The Origin of the Tayberry
Derek Jennings, the well known breeder of soft fruits, in particular the ‘Glen’ range range of raspberries, tells us how he came to raise the Tayberry when working at the Scottish Crop Research Institute, near Dundee.
Many people consider that breeders of soft fruit produce their varieties by sheer luck like in a lottery. Sure, we sometimes cross the best with the best and hope for the best, but the process had a truly scientific basis in the breeding of the Tayberry, a blackberry x raspberry hybrid: this task is far better thought of as akin to a marriage bureau for blackberries and raspberries!
The Tayberry, of course, is essentially an improved Loganberry, and Judge Logan of California, who bred the Loganberry, had amazing beginners luck . His hobby was blackberry breeding and in 1880 he crossed Mr Auginbaugh’s blackberry with the Texas blackberry. He had a big surprise from the progeny, and his own summing up is the best : ‘in the first row I found a single lonely plant , in appearance like no other berry plant I had ever seen. It was neither a raspberry nor a blackberry but a distinctly new form.’ He gave plants to his friends who began to call the fruit ‘Mr Logan’s Berries’. Arguments about its origin raged for some 50 years, with the judge insisting that the plant was a natural hybrid involving some raspberries growing near his blackberries and Professors at the American universities maintaining that it must be a new species.
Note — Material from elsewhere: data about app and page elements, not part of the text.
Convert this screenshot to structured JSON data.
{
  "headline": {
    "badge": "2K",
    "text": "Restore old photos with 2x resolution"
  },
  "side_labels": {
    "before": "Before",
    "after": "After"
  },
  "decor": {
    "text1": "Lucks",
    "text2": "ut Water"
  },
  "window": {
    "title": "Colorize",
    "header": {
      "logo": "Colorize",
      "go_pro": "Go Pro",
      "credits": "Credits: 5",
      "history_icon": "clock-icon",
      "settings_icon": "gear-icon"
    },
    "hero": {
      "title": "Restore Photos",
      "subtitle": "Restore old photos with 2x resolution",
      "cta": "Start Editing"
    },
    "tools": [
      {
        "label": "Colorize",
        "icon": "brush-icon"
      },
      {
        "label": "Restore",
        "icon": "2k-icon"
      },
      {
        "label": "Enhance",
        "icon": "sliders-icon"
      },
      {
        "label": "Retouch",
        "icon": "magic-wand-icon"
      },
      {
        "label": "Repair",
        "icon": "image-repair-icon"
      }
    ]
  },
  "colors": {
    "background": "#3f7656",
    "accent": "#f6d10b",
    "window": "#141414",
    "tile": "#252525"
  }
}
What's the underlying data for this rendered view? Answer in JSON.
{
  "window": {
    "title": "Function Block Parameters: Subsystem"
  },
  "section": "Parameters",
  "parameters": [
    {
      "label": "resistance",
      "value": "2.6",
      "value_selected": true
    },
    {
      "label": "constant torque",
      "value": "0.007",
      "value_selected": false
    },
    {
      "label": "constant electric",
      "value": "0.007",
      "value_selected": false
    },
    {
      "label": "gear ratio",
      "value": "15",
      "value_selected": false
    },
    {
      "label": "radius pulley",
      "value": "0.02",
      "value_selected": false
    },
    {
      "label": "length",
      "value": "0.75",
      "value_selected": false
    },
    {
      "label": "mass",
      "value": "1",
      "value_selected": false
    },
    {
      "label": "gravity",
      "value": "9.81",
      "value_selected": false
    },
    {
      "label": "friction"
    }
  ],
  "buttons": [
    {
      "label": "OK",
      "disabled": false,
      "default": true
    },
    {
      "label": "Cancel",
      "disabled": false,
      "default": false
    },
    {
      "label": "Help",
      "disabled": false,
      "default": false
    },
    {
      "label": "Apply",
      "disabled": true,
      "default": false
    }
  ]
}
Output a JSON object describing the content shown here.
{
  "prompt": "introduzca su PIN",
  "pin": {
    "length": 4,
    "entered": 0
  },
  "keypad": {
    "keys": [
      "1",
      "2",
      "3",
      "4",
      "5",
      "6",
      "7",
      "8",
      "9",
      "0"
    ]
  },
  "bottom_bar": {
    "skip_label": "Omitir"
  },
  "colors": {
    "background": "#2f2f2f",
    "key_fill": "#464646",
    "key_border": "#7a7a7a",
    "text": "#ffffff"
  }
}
The solution came from the UK in the 1940s , when Percy Thomas studied its genetics at the John Innes Institute and showed that the judge was correct.
My good fortune came when Percy Thomas was appointed Professor at the University College of Wales, Aberystwyth, where I was a student. Prof Thomas, affectionately know as PT, was a dreadful lecturer, but he shone one Saturday morning in 1949 when he described the results of his Loganberry research. His work was all about numbers of chromosomes - the threadlike structures which carry the genes like beads on a string. It turned out that Mr Auginbaugh’s blackberry had 56 chromosomes while the Loganberry had 42. Since all plants transmit only half of their number of chromosomes to their pollen and ovules, this meant that all the blackberry ovules had 28 chromosomes and that one of them must have been fertilised by a pollen grain having 14 chromosomes to give rise to the Loganberry with 42. A difficulty was that all raspberries have 14 chromosomes and hence normally produce pollen with only seven, but a rare error in development sometimes allows pollen with 14 chromosomes to be formed, and it is generally accepted that this happened in this instance.
I visited Oregon in 1963 and saw a new blackberry called Aurora which had 56 chromosomes like Mr Aughinbaugh’s blackberry. This high number is rare in high quality blackberries. I immediately remembered PT’s Saturday lecture and realised that Aurora represented 50 years of improvement over Judge Logan’s parent. If only I could marry it to a good raspberry whose pollen had 14 chromosomes I could perhaps produce a new hybrid which would incorporate some of these improvements. It took me five years to breed such a raspberry and, 100 years after the judge`s success, I introduced it to Aurora and in 1980 selected the Tayberry from among the resultant progeny.
I was then working at the Scottish Crop Research Institute, near Dundee. The Tayberry created much interest and I appeared in cartoons, but wearing a kilt and tam-o'-shanter, which I thought was a bit rich for a Welshman from Cardiff. The Americans were worse. They quoted me speaking in a strong Scottish accent - der yer ken ? One even assumed that I lived in a houseboat on the river Tay and sent letters addressed to: River Tay, Scotland, England (congrats to the postman ). But I saw how much the Americans liked the Tayberry when I recently visited a B&B establishment in Washington State that had been renamed ‘Tayberry House’.
Growers continued to write about their experiences with the Tayberry and there was excitement in 1998, when an allotment grower in Buckinghamshire wrote to say that his plants had become spine-free. I took a spade and visited him and the result was the Buckingham Tayberry, which we released together soon afterwards. This is now the main form grown. Such mutations occur frequently in this kind of material, but this one was discovered only 18 years after the Tayberry was selected whereas the spinefree Loganberry was not discovered until 1929, some 49 years after the judge began supplying his friends with his new fruit . No doubt folk were more inhibited in reporting their discoveries in those days.
To comment on this article please visit our blog.